I have a few cranberry recipes on the horizon, and I'll be sharing those soon, but today I'm bringing you a definitive (for now) round-up of some amazing recipes featuring this little bush-dwelling, mouth-puckering red orb. I recently asked some of my fellow food bloggers if they'd share some of their own cranberry recipes with me. For the most part, the recipes you find below are all delicious ways to use fresh cranberries that go BEYOND THE CRANBERRY SAUCE—but I'm also including a few sauce recipes (because I do love it), and some of the recipes make use of the dried berries.

fresh cranberries
fresh cranberries on a stump photo via Shutterstock
Can I also talk cranberry bogs for a quick moment? I'm fascinated by them, but I never really knew how they grew in the bogs. It was just a matter of looking it up (of course), so I finally did. So, cranberries grow on bushes (much like blueberries) that have long, snaking vines. These bushes were historically grown in wetlands, but today are usually planted in uplands with a shallow water table.

The bogs are actually not flooded during the growing season (like the photo shown below), only when the berries are ripe and ready to be harvested (from about September through the first part of November), and it's then that the beds are flooded with water that goes from about 6 to 8 inches above the vines. At this point, harvesters (water reels) are sent through the water to collect the berries. The harvested berries then float and can be corralled or pumped from the bed and processed. So cool! Wet harvesting is how 90-95% of US cranberries are harvested. These berries are what usually end up in juices and other processed items.
cranberry bog
cranberry bog photo via Shutterstock
There is also a dry harvesting process which causes less bruising to the berries (but usually still done by machine). These are the cranberries that wind up in bags or nets in your produce section. I don't live too far from Wisconsin (a major cranberry producing state), so I'm hoping to one day get some first-hand experience and go more indepth on these fascinating berries. Until then, I hope you enjoy these tasty recipes!

appetizers and small bites

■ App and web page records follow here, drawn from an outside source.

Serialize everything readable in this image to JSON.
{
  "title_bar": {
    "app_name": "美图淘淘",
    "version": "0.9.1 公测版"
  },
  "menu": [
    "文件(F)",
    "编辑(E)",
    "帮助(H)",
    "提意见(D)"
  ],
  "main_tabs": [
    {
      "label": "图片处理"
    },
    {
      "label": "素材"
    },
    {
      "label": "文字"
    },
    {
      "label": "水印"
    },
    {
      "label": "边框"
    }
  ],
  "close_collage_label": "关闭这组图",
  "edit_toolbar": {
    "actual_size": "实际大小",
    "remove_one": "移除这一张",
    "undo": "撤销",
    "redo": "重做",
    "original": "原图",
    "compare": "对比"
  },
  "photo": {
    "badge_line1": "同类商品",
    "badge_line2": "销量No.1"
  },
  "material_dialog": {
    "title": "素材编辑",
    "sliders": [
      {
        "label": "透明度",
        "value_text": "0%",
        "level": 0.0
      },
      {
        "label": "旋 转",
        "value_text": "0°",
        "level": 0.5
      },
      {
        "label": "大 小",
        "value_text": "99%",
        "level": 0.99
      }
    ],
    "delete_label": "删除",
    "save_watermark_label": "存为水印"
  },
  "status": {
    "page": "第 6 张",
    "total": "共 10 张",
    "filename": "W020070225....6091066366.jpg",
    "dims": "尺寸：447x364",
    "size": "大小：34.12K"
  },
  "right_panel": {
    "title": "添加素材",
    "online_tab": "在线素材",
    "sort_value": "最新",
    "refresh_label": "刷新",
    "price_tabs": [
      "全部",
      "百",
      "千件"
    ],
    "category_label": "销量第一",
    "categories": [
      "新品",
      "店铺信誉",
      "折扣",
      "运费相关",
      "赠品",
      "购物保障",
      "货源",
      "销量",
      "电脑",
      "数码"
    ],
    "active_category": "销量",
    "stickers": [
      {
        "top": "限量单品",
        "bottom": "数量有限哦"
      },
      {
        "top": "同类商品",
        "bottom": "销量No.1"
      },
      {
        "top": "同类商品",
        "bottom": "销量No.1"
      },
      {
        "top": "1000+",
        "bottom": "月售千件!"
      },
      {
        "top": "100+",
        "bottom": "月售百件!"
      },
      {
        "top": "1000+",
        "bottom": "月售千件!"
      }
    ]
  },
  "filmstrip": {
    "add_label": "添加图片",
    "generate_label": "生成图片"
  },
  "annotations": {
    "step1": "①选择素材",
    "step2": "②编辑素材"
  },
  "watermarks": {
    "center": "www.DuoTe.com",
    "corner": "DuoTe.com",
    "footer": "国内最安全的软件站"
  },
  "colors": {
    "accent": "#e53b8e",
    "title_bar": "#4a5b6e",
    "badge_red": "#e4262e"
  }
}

breads (no yeast)

breads (yeast)

Beyond the Cranberry Sauce: Over 100 Cranberry Recipe Ideas!
cakes and cupcakes


cookies and bars

drinks (cocktails and non-alcoholic)


Beyond the Cranberry Sauce: Over 100 Cranberry Recipe Ideas!

pies, tarts, crisps, and crumbles


salads and sides


For even more (MORE!) delicious cranberry recipes, check out my Beyond the Cranberry Sauce Pinterest Board!
Follow Heather Schmitt-Gonzalez's board Beyond the Cranberry Sauce on Pinterest.